Tea tree oil and castor oil
Tea tree oil has antibacterial and anti-inflammatory properties that make it an ideal treatment for acne. Many use tea tree oil alone for acne, but you may get better results with the combination. In smaller studies, tea tree oil has been found comparable to benzoyl peroxide in the treatment of acne but with fewer side effects.
If you are interested in trying castor oil for your skin, be sure to select a reputable brand and dilute it with a carrier oil. If you do not want to make your own combination oil, you can use a store-bought product that contains it. Always talk to your dermatologist first before starting any new products. Not every product may benefit you personally because everyone's skin is different.
Can I use castor oil on my skin without diluting it?
It is very thick, and it is best to dilute castor oil with a carrier oil. Diluted castor oil has less chance of clogging pores or irritating the skin. Be sure to dilute it with the appropriate carrier oil for your skin type.
Can I use castor oil on my hair?
Many use castor oil to hydrate and protect hair from breakage. There is no scientific research to support this. Some have experienced adverse effects, such as felting.
Can castor oil help my psoriasis?
There is no research to support castor oil for psoriasis. Many believe that because of its anti-inflammatory and moisturizing properties, castor oil may help. Talk to your dermatologist first.

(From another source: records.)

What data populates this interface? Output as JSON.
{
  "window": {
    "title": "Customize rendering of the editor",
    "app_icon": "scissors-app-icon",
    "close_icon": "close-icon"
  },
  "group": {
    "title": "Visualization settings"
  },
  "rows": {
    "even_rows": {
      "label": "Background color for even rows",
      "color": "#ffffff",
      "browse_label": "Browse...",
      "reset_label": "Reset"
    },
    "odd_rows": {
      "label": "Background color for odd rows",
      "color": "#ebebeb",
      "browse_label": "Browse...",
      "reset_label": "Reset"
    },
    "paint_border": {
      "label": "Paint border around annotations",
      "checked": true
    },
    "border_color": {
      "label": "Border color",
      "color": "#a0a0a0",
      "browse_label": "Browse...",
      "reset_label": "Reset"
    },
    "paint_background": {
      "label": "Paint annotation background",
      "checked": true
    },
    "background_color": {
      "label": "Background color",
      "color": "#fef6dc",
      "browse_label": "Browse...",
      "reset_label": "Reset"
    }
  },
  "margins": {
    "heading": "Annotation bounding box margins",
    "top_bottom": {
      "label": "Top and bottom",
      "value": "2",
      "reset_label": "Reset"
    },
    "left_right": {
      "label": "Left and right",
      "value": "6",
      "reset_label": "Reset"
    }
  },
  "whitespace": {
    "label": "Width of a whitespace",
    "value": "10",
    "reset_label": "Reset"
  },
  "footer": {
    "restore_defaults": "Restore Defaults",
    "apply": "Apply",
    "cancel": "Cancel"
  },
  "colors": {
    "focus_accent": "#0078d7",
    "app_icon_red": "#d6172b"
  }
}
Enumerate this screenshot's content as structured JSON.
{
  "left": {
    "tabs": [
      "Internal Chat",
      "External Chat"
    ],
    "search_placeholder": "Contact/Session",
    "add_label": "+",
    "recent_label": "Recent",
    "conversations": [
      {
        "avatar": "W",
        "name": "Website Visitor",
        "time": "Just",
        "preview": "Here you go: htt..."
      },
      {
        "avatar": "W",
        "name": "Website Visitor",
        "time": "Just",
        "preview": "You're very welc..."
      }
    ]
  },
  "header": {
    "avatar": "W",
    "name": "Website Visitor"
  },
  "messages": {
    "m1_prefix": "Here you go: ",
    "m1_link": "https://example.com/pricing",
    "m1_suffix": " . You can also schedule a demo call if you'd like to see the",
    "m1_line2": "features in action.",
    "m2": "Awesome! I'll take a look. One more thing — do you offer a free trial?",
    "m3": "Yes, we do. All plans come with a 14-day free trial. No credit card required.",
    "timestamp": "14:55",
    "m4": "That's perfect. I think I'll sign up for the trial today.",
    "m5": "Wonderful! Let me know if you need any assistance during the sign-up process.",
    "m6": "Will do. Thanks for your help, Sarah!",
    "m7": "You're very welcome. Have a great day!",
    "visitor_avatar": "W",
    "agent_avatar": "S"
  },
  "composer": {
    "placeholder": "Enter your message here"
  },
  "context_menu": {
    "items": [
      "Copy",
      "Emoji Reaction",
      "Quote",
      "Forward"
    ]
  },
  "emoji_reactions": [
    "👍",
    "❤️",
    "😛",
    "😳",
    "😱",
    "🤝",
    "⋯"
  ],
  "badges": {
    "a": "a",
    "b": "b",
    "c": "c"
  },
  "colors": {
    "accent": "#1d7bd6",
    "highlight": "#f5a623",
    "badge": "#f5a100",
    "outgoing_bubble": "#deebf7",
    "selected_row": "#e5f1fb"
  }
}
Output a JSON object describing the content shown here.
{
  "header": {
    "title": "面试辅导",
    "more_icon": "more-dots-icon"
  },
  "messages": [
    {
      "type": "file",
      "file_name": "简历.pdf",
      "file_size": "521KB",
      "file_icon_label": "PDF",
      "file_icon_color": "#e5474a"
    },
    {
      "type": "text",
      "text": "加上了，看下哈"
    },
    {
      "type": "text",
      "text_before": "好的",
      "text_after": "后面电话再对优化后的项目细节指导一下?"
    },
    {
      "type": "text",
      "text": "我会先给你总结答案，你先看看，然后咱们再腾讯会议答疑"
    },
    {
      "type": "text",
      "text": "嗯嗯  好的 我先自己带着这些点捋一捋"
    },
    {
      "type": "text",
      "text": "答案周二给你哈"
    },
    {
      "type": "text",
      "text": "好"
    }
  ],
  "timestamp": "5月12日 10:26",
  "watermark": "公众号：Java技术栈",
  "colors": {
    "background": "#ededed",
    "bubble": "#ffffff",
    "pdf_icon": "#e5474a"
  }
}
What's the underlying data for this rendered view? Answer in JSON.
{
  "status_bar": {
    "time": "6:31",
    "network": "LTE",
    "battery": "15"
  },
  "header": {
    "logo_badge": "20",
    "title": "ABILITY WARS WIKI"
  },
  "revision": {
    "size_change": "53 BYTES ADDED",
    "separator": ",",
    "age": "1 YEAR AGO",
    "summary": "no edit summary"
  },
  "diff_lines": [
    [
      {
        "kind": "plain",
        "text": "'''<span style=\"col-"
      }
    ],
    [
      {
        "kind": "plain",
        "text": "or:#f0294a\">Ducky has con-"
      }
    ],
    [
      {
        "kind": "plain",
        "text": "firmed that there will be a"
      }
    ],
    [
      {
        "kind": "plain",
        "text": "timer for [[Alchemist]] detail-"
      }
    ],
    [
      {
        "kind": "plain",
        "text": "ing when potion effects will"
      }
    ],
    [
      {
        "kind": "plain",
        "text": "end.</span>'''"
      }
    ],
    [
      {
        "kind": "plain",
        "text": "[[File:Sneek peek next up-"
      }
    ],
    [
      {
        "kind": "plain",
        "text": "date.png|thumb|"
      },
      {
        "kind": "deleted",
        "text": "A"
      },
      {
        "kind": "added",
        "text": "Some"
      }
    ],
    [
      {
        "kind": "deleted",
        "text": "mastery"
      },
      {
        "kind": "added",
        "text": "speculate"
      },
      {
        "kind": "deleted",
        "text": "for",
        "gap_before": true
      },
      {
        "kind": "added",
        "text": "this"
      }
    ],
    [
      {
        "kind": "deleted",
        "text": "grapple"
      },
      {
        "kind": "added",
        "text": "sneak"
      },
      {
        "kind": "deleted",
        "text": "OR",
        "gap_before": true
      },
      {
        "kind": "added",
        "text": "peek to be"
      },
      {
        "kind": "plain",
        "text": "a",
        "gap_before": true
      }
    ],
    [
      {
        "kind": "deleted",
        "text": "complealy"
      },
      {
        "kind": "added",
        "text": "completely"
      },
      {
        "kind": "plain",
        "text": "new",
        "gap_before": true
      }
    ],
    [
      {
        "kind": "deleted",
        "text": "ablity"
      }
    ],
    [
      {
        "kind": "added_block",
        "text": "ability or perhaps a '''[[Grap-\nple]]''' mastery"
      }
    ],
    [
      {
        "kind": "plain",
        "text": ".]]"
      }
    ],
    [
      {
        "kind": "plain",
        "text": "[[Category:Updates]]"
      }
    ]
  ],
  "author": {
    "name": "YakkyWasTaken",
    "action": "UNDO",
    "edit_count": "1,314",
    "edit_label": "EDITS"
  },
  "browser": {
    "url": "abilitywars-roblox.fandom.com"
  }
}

- International Journal of Trichology. Hair Oils: Indigenous Knowledge Revisited.
- Wound Management & Prevention. Using a Castor Oil-Balsam of Peru-Trypsin Ointment to Assist in Healing Skin Graft Donor Sites.
- Wound Management & Prevention. Managing a Traumatic Wound in a Geriatric Patient.
- International Journal of Trichology. "Castor Oil" - The Culprit of Acute Hair Felting.